According to immigration advocates, the law will hurt the state’s economy.
“The change will likely have an impact on Florida’s agriculture, construction and hospitality sectors,” Samuel Vilchez Santiago, Florida’s director of the American Business Immigration Coalition, said in a recent NPR report. “These are industries where immigrants make up the vast majority of workers, and not allowing businesses to be able to utilize these workers will have a really big impact on our economy and their ability to create jobs.”
The same NPR report cites The Florida Policy Institute, a nonprofit policy research group, in warning that the loss of undocumented workers could cause a drop of as much as $12.6 billion in Florida’s GDP in just one year alone.
I understand that the new legislation could have economic consequences, but just to be sure: Are these immigration advocates saying that it’s OK for businesses to employ illegal, undocumented workers because they “have a really big impact on our economy”?
Maybe I’m missing something in this argument. But I know what I’m not missing, and that’s how Florida’s new law actually strikes at the heart of one of the biggest problems that many lawful businesses across the country face: price undercutting by competitors who are able to lower their costs by hiring illegal immigrants.

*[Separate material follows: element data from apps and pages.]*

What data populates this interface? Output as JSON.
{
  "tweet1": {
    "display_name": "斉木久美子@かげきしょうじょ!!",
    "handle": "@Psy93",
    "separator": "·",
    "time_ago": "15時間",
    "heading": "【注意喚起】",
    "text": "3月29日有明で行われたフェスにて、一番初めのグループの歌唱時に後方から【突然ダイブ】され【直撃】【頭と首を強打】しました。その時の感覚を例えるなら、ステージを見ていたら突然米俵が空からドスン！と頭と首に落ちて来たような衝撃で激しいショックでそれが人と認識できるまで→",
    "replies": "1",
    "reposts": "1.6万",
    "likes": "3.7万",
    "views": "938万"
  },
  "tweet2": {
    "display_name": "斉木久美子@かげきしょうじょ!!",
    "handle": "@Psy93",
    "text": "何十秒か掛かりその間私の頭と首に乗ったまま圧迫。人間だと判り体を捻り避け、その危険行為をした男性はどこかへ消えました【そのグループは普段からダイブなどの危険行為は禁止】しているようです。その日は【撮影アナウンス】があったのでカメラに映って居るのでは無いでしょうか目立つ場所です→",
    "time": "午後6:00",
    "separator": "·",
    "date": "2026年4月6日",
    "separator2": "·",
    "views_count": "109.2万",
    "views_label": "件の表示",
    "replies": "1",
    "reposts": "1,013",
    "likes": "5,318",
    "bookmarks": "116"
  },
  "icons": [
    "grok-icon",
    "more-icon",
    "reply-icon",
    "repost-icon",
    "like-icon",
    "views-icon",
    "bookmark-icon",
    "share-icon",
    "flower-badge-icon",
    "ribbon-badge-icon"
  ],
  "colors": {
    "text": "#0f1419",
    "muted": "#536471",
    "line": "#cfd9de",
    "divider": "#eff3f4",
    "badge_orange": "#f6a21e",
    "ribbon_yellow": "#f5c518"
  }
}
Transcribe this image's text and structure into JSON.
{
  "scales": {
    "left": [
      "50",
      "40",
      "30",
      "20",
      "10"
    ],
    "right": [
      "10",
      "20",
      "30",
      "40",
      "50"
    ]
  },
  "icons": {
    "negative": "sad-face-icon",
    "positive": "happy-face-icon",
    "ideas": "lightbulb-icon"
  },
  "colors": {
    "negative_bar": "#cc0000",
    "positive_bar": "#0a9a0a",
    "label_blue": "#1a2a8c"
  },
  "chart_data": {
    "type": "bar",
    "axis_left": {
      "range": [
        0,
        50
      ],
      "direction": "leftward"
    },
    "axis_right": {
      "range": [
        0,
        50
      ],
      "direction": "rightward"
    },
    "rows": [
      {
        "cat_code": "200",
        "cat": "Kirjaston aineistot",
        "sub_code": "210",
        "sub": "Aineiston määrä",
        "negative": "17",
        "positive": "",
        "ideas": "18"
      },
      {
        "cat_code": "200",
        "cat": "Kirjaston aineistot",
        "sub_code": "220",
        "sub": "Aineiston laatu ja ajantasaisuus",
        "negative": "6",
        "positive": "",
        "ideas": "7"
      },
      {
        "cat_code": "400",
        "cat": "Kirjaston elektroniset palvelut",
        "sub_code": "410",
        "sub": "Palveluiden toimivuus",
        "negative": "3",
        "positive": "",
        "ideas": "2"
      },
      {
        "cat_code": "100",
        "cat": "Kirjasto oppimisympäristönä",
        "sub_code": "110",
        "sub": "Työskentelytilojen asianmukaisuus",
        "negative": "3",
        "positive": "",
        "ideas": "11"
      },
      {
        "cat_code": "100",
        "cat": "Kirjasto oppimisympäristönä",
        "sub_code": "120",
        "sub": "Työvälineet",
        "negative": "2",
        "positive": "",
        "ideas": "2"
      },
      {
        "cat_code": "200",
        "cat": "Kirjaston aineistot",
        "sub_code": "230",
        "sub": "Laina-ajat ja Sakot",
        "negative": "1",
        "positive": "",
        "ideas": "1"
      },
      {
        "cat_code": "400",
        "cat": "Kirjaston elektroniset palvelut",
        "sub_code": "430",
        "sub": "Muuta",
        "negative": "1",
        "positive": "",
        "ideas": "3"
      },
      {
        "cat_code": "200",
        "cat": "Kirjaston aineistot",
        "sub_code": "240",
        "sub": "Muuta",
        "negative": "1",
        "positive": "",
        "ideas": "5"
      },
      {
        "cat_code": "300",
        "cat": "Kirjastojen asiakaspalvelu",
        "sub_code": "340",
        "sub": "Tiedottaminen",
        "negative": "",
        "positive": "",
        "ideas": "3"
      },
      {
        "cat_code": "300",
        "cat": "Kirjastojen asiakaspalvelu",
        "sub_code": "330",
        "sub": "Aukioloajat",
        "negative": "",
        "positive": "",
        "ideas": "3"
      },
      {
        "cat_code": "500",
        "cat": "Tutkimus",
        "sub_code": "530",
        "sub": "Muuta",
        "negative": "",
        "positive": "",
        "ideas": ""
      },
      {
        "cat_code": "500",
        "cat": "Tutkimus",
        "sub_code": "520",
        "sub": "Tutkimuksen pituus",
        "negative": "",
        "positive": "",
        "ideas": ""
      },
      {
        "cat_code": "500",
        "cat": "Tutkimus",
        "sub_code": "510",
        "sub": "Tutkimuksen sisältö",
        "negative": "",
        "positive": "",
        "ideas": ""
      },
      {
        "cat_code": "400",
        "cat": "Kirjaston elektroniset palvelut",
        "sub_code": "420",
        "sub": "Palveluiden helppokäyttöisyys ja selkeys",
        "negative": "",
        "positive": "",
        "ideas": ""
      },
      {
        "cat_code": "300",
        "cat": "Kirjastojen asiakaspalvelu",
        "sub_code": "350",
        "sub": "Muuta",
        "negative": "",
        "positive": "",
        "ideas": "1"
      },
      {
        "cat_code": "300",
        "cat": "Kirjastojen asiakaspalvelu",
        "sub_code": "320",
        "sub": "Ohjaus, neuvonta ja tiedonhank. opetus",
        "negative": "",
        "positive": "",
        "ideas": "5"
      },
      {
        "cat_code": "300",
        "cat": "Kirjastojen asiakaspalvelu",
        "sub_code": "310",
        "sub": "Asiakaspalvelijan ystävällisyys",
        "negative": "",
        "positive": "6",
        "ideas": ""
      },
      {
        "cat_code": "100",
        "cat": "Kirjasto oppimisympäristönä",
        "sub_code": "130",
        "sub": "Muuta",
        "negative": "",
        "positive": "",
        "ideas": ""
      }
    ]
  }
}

In Pennsylvania, where I live, there’s no such immigration reform on the agenda from our state government. And yet my small-business clients in the construction, agriculture and hospitality industries endure the same unfair competition that their counterparts have to deal with in Florida.
“My competitor hires illegal immigrants all the time,” said one landscaping client of mine who chose to remain anonymous for this column. “Not only does he pay them less than what they should be rightfully making but he offers them no benefits like health insurance or retirement plans. They are forced to work long hours and have no worker protections.”
But that’s not the worst part he says.
“For me the worst part is that my competitor then charges lower rates because his costs are lower, so he wins more jobs than me,” he complains. “My headcount and profits suffer.”
The problem with Florida’s law is that it doesn’t go far enough. Big companies, facing huge fines, lawsuits and unfavorable press, have more to lose by hiring illegal immigrants. We all know that some do, of course, but the risks are high. These are not the only organizations that the law should address.
According to the nonprofit American Immigration Council, illegal immigrants make up as much as 6 percent of Florida’s workforce — and I’m betting that number is even higher, given the challenges in gathering this data. These illegal immigrants are taking jobs from legal immigrants; more importantly, they’re being exploited.
The real culprits of this are the smallest of businesses — those that fly under the media’s radar and don’t have the money to pay those big fines and are willing to absorb the risks of breaking the law. Small businesses account for almost half of the workers in the country and less than 20 percent of workers are at companies with fewer than 20 employees. Limiting this law only to businesses with more than 25 employees isn’t going to have as much of an impact as people may think.
Expanding this law to cover all businesses, and providing the necessary enforcement teeth — a big question mark, considering that other states like Arizona and Arkansas have implemented similar laws and experienced many enforcement challenges would:
- provide better, higher paying jobs for legal immigrants and help their employers retain them for longer periods (good companies pay for good talent);
- level the playing field for law-abiding businesses and boost their revenues and profits;
- punish and then weed out the small businesses that have been breaking the law and provide opportunities for their competitors;
- further incentivize industry groups to push their legislators toward better immigration reform solutions to help ease labor shortages — perhaps (gasp!) compromise and allow certain illegal immigrants legal status so they can work?
And what about those illegal immigrants that suddenly find themselves without a job to support their families? Some will likely turn to crime in desperation. Others will seek help from the government. These inevitable and potentially tragic consequences will surely push politicians into making tough decisions.
No solution will be completely popular. And, like so many other countries throughout human civilization, no solution will completely solve our country’s immigration challenges. But to really have an impact, Florida’s immigration laws should be expanded to all businesses, regardless of size. It’s the smallest of businesses that are causing the biggest immigration problem. In its current form, the law just doesn’t go far enough.
Gene Marks is founder of The Marks Group, a small-business consulting firm. He frequently appears on CNBC, Fox Business and MSNBC.